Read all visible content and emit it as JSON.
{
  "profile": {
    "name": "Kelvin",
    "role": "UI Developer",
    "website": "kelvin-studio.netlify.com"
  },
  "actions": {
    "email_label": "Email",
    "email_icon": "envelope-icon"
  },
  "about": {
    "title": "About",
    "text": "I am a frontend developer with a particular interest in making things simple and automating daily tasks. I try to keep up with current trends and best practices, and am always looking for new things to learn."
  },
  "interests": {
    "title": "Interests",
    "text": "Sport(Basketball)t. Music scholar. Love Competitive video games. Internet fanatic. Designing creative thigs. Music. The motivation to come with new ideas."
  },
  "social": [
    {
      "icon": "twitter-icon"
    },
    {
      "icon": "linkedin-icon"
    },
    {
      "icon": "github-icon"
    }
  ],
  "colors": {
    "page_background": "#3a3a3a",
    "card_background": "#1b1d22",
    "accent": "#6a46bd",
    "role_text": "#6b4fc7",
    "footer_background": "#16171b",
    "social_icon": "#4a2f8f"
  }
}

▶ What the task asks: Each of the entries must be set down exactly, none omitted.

▶ Solution to this problem:
Read all visible content and emit it as JSON.
{
  "profile": {
    "name": "Kelvin",
    "role": "UI Developer",
    "website": "kelvin-studio.netlify.com"
  },
  "actions": {
    "email_label": "Email",
    "email_icon": "envelope-icon"
  },
  "about": {
    "title": "About",
    "text": "I am a frontend developer with a particular interest in making things simple and automating daily tasks. I try to keep up with current trends and best practices, and am always looking for new things to learn."
  },
  "interests": {
    "title": "Interests",
    "text": "Sport(Basketball)t. Music scholar. Love Competitive video games. Internet fanatic. Designing creative thigs. Music. The motivation to come with new ideas."
  },
  "social": [
    {
      "icon": "twitter-icon"
    },
    {
      "icon": "linkedin-icon"
    },
    {
      "icon": "github-icon"
    }
  ],
  "colors": {
    "page_background": "#3a3a3a",
    "card_background": "#1b1d22",
    "accent": "#6a46bd",
    "role_text": "#6b4fc7",
    "footer_background": "#16171b",
    "social_icon": "#4a2f8f"
  }
}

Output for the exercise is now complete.